Shaun Casteel recommends 100,000 to 120,000 plants per acre as the optimum goal for soybeans. He is the Purdue University Extension soybean specialist. Beck’s shows data that says 100,000 seeds per acre is the best economic seeding rate.
But you insist that you live in the real world with weeds and insects. You are in 15-inch rows and want to cut back from 160,000 seeds per acre to save on seed costs. How far can you really cut without affecting yield potential?
Three Indiana Certified Crop Advisers tackle that question. This month’s panel includes: Jesse Grogan, agronomist, LG Seeds, Lafayette; Greg Kneubuhler, G&K Concepts Inc., Harlan; and Tom Stein, manager, Templeton and Boswell branches of Ceres Solutions LLC.
Kneubuhler: This is an often-asked question and a very good one. Our work has shown that higher seeding rates for corn or soybeans don’t usually prevail. The important thing to remember is uniformity of stand. There is a lot of data out there that shows a soybean stand of 100,000 will yield 100% of expected yield, assuming plants are uniformly spaced. You plant higher populations to compensate for reduced germination, weather and disease and so forth, so you don’t fall short of this.
I would suggest that 160,000 seeds per acre is still plenty of "insurance," and our data supports that lower planted populations will perform very well. You do need to understand your own soils to some degree to determine what can be safely cut back on populations.
Grogan: Planting at 140,000 to 150,000 seeds per acre in 15-inch rows is a comfortable rate for most varieties at 90% germination and emergence rate. Soybean stands are usually more uniform with seed treatment fungicides. Higher seeding rates are required when planting in poorer soils, or when planting in late May or early June. Seed should be planted at 0.75 to 1.5 inches deep. Plant soybeans shallower in heavy soils and deeper in lighter soils for best results at lower seeding rates.
Stein: A final uniform stand of 100,000 plants per acre at harvest is sufficient for maximum yields in most scenarios. It certainly is possible to achieve higher yields with higher harvest populations, but the incremental increase in yield over and above 100,000 plants per acre is relatively insignificant. Sure, we want to raise as many bushels as we can, but we want to do it profitably to maximize our return on investment.

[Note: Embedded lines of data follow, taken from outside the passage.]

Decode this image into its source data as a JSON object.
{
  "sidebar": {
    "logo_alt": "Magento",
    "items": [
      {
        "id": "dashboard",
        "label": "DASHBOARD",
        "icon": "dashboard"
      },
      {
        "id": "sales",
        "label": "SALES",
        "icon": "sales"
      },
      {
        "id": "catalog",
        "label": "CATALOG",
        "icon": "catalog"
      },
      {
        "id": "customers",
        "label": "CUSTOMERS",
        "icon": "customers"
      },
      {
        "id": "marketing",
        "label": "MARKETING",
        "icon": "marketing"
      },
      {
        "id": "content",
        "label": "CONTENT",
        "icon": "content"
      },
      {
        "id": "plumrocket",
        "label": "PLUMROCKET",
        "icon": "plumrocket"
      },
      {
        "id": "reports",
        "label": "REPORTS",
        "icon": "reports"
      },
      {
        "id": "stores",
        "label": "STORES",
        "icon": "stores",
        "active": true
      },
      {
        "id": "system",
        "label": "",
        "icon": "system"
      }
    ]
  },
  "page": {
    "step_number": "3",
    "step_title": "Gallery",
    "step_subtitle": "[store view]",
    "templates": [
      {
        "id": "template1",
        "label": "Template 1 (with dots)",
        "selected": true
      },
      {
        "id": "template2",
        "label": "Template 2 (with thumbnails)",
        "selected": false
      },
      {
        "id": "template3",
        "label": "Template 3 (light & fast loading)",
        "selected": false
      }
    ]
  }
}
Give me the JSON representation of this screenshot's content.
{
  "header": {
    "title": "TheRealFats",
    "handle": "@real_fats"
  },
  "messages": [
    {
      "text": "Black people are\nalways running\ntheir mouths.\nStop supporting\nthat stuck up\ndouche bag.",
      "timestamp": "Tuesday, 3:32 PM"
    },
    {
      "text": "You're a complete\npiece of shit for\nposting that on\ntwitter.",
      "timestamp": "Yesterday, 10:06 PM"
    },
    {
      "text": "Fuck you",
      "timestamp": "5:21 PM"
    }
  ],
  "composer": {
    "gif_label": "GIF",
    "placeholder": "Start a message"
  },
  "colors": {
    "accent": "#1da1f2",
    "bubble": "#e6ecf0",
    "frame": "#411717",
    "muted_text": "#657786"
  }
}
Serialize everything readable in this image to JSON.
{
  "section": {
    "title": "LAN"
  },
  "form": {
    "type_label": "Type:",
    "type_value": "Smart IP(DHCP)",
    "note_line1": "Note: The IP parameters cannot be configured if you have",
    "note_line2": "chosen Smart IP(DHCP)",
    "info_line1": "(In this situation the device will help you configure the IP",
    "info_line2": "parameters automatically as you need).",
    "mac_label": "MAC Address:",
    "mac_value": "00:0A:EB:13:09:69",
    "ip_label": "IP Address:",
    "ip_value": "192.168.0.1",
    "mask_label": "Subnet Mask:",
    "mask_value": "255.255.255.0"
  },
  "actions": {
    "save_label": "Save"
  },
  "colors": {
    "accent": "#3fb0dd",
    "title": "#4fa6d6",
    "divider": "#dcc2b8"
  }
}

To achieve a final harvest population of 100,000 plants per acre, you need to take into consideration the germination rate of the seed, percent of pure seed in the bag and percent live seed that will emerge. For example, if the germination rate is 90%, there is 98% pure seed in the bag, and you expect 90% live seed emergence, multiply those factors together. The math is: 0.90 times 0.98 times 0.90 equals 0.79. Divide the desired harvest population, which is 100,000, by 0.79. That gives you a seeding rate in this example of 126,582 seeds per acre.